Good luck if you decide to go the brewing route!

Eric


***

What advice/words of wisdom do you have for those who may want to go pro?

I'd say first and foremost approach a local brewery and see about doing an apprenticeship which will mean working for free for sometime. In most cases the homebrewer will start out cleaning kegs and doing general cleaning around the brewery, he or she most certainly wouldn't start out brewing right from the get go or start out transferring beer. There is a big difference between homebrewing and brewing professionally when it comes to process control. Things like getting all or most of the Co2 evacuated out of a fermenter before CIPing it, or making sure the tank is vented so you don't run the risk of imploding it. Most homebrewers aren't working with heavy cleaners like caustic soda, so, there is a major safety issue with that along with the fact that we use lots of hot water which can be dangerous if not handled properly.

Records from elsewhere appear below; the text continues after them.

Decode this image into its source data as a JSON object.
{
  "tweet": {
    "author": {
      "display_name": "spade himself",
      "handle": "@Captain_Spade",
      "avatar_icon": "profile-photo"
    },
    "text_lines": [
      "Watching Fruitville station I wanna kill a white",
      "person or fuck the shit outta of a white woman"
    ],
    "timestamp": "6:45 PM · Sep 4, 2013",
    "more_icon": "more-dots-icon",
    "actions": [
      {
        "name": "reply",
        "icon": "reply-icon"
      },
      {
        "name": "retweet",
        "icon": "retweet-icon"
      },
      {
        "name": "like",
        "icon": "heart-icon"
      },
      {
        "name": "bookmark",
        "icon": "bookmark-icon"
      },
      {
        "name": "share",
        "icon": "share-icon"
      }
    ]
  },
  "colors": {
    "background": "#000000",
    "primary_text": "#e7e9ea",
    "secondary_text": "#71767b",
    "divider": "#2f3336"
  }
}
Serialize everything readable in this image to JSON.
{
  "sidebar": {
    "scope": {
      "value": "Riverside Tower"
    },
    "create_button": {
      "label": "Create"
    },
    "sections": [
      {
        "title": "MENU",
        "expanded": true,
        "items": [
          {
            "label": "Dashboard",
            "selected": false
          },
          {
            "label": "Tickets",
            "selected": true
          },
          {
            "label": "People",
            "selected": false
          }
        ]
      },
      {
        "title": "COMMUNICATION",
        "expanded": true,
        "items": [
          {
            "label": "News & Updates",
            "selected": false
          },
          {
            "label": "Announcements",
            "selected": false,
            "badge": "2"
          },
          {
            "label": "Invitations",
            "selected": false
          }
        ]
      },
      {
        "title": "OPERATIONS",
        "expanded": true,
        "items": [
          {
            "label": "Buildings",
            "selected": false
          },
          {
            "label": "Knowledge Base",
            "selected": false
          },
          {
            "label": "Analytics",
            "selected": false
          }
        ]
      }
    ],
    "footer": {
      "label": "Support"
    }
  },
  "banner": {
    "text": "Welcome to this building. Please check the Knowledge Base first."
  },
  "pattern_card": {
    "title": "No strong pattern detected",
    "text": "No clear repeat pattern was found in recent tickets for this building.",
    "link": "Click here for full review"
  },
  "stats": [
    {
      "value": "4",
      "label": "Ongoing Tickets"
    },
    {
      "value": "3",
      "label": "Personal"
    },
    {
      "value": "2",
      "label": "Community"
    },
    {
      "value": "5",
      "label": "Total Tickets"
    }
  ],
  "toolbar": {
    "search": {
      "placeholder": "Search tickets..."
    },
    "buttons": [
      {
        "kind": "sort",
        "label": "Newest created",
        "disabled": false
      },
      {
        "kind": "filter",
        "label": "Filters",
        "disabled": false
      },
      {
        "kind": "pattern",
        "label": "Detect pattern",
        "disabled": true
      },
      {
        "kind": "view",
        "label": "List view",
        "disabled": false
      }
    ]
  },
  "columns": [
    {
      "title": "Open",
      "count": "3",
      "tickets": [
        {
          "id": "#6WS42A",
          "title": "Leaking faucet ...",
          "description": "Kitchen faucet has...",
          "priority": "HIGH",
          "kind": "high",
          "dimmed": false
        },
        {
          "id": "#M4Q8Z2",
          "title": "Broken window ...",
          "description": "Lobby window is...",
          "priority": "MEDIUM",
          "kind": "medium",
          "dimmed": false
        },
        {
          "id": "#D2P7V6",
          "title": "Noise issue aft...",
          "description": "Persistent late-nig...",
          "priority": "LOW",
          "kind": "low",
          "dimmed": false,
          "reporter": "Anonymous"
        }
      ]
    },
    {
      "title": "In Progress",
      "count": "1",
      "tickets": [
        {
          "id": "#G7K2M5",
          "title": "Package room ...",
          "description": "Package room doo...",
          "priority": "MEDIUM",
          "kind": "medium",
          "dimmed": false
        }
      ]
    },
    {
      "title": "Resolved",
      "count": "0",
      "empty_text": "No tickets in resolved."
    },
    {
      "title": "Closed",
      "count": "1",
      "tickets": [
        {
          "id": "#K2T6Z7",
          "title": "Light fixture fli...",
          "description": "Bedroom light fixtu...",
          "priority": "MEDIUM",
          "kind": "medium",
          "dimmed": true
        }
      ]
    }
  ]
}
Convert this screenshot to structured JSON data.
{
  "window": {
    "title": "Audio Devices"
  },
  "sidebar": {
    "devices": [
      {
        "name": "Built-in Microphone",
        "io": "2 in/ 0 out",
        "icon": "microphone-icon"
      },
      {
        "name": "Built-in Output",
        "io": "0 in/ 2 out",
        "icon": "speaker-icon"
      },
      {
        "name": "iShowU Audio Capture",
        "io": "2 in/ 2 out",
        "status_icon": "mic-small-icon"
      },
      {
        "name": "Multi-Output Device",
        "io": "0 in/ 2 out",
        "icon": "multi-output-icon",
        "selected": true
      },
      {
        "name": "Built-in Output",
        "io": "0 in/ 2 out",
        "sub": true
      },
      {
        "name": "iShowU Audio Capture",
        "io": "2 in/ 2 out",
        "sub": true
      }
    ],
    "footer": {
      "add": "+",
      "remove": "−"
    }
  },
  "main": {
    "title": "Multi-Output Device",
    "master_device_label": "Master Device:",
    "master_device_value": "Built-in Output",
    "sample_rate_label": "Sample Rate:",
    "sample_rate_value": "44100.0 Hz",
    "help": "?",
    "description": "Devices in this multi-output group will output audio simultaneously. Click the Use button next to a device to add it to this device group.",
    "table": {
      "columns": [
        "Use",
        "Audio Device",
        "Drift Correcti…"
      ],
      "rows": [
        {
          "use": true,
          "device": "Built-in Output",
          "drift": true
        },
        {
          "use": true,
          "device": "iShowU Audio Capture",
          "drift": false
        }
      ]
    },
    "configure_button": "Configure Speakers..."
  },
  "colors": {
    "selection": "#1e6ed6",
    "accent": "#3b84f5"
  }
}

Overall, the homebrewer wanting to go pro who finds a brewery that will take he or she in needs to have patience's. During the early period of cleaning kegs and general brewery cleaning the apprentice will learn about general practices regarding transferring beer and cleaning, than over time, they could get into more of the day to day stuff.

http://www.brew-monkey.com/articles/interview.php?id=16